Yet cheerfully thou glinted forth . Amid the storm,
Scarce rear’d above the parent-earth . Thy tender form.
The flaunting flowers our gardens yield
High shelt’ring woods an’ wa’s maun shield:
But thou, beneath the random bield . O’ clod or stane,
Adorns the histie stibble-field . Unseen, alane.
There, in thy scanty mantle clad,
Thy snawie-bosom sun-ward spread,
Thou lifts thy unassuming head . In humble guise;
But now the share uptears thy bed, . And low thou lies!
Such is the fate of artless maid,
Sweet flow’ret of the rural shade!
By love’s simplicity betray’d . And guileless trust;
Till she, like thee, all soil’d, is laid . Low i’ the dust.
Such is the fate of simple bard,
On life’s rough ocean luckless starr’d!
Unskilful he to note the card . Of prudent lore,
Till billows rage and gales blow hard, . And whelm him o’er!
Such fate to suffering Worth is giv’n,
Who long with wants and woes has striv’n,
By human pride or cunning driv’n . To mis’ry’s brink;
Till, wrench’d of ev’ry stay but Heav’n, . He ruin’d sink!
Ev’n thou who mourn’st the Daisy’s fate,
That fate is thine—no distant date;
Stern Ruin’s ploughshare drives elate, . Full on thy bloom,
Till crush’d beneath the furrow’s weight . Shall be thy doom.
So ghostly then the girl came in
I never saw the turnstile twist,
Down where the orchard trees begin
Lost in a revery of mist.
And in that windless hour between
The last of sunset and the night,
When fields give up their ebbing green
And two bats interweave their flight.
I saw the turnstile glimmer pale
Just where the orchard trees begin.
But watching was of no avail,
Invisibly the girl came in.
I took one deep breath of the air
And lifted up my heavy heart;
It was not I who trembled there,
But my immortal counterpart.
I knew that she had come again
Up through the orchard through the stile,
Without a sign to tell me when,
Though I was watching all the while.
I asked my friend, “what’s this I hear about you entering hospice?” She answered, ‘What do you think about it?” I said, “I think I trust you know what’s best.” She replied, “It’s all just part of the process.”

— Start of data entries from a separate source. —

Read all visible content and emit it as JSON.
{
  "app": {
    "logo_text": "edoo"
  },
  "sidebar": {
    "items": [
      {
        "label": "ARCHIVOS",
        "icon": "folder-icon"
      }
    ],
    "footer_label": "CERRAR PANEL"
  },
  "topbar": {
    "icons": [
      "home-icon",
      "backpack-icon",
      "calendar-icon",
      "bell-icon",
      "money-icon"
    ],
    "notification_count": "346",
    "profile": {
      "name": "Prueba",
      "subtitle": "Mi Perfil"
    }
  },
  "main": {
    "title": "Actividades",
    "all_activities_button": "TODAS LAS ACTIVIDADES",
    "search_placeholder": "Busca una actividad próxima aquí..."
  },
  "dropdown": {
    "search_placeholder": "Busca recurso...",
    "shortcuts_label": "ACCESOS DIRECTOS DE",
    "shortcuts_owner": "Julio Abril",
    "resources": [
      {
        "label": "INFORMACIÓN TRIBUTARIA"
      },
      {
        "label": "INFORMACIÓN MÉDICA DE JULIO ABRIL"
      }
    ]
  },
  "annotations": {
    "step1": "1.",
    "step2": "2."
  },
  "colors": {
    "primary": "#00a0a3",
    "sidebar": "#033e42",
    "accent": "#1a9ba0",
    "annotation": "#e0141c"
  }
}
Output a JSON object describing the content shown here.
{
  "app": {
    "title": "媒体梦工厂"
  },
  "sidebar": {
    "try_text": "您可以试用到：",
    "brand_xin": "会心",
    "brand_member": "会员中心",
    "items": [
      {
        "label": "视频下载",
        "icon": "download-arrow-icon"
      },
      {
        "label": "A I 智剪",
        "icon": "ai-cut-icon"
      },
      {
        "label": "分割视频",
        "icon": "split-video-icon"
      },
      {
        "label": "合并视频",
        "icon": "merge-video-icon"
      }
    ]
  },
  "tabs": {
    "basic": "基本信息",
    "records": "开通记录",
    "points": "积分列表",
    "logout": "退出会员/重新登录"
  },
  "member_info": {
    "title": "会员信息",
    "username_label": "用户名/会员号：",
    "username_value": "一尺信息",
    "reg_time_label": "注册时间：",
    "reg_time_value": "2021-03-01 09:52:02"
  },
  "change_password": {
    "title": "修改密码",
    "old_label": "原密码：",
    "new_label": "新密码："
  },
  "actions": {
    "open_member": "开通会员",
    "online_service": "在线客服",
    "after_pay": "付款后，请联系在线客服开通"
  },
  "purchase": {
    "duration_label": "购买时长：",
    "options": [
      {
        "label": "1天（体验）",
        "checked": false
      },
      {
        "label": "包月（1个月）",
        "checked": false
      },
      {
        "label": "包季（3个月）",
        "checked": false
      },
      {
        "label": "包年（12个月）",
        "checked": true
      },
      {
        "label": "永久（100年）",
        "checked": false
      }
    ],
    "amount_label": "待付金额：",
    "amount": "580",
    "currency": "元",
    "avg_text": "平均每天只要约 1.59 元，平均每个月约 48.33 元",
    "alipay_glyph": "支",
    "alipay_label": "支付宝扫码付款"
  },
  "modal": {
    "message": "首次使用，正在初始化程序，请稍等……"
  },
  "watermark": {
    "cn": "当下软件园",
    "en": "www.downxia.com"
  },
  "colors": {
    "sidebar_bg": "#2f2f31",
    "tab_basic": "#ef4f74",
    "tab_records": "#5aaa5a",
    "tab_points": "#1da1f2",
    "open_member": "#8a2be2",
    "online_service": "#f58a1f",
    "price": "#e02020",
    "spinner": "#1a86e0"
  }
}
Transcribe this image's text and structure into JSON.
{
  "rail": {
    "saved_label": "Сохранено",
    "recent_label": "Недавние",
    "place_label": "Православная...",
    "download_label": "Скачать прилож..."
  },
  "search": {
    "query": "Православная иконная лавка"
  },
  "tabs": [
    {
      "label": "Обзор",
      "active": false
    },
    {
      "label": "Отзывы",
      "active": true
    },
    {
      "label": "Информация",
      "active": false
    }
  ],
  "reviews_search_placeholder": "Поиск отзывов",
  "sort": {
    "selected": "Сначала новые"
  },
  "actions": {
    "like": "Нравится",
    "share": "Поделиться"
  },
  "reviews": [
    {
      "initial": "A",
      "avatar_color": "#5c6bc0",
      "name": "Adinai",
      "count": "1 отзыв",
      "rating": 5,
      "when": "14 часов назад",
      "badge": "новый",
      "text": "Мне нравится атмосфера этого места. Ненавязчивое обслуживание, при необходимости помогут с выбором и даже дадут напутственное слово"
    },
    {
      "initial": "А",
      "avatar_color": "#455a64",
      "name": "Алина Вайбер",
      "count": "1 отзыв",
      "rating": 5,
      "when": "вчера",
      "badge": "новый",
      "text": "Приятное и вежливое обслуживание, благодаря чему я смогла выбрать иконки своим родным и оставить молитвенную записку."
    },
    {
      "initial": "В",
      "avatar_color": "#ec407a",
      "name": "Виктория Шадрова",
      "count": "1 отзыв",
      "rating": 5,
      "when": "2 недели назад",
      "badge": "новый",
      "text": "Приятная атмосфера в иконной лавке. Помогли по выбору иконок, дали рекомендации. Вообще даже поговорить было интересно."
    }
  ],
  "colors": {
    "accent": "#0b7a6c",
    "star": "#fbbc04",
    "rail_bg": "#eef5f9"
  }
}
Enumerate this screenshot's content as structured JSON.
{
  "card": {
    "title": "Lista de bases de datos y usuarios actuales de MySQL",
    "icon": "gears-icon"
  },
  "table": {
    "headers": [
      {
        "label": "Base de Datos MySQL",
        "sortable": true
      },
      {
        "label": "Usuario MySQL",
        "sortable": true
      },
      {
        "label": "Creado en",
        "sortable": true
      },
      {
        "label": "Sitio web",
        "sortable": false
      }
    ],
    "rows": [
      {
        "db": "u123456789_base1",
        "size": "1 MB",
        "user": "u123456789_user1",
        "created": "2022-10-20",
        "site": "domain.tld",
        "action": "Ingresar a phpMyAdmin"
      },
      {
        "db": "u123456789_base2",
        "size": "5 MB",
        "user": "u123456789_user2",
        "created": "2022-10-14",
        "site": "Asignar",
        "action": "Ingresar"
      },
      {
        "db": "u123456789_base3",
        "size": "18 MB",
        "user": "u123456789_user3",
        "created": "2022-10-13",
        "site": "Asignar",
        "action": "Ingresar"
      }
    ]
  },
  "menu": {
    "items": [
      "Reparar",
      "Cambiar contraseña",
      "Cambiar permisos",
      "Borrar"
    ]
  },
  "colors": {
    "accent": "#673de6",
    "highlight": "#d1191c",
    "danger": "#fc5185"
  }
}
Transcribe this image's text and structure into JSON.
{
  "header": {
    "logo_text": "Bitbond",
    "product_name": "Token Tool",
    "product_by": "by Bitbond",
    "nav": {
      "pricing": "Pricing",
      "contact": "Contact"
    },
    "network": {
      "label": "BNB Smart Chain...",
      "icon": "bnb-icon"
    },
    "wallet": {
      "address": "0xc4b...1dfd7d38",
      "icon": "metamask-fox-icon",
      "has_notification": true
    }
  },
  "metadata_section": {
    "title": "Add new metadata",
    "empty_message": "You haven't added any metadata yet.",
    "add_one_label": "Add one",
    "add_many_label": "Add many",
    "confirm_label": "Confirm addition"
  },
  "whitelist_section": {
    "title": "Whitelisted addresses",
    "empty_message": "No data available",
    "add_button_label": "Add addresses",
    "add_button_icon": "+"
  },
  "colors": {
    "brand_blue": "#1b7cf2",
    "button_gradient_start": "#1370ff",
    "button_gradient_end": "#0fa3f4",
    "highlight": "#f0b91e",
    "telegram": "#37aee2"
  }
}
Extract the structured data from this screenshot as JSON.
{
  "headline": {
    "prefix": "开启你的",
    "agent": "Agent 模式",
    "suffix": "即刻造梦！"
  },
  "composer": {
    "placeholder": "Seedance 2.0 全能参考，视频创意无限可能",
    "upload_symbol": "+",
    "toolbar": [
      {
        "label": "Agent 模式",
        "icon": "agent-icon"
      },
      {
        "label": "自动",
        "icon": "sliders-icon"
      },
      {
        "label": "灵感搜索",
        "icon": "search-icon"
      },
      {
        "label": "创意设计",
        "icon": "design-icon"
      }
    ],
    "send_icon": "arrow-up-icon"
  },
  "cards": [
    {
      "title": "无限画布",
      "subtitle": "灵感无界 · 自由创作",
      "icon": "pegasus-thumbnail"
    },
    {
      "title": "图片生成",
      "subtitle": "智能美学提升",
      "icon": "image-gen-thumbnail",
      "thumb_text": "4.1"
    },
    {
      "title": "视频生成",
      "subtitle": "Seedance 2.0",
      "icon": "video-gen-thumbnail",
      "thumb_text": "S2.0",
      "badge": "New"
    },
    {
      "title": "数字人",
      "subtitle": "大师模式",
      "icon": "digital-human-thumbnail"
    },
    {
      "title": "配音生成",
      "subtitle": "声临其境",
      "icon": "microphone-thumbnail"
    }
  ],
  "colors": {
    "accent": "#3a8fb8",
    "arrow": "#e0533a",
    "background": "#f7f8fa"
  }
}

by William Shakespeare
Tired with all these, for restful death I cry,
As to behold desert a beggar born,
And needy nothing trimm’d in jollity,
And purest faith unhappily forsworn,
And gilded honour shamefully misplaced,
And maiden virtue rudely strumpeted,
And right perfection wrongfully disgraced,
And strength by limping sway disabled
And art made tongue-tied by authority,
And folly, doctor-like, controlling skill,
And simple truth miscalled simplicity,
And captive good attending captain ill:
Tired with all these, from these would I be gone,
Save that, to die, I leave my love alone.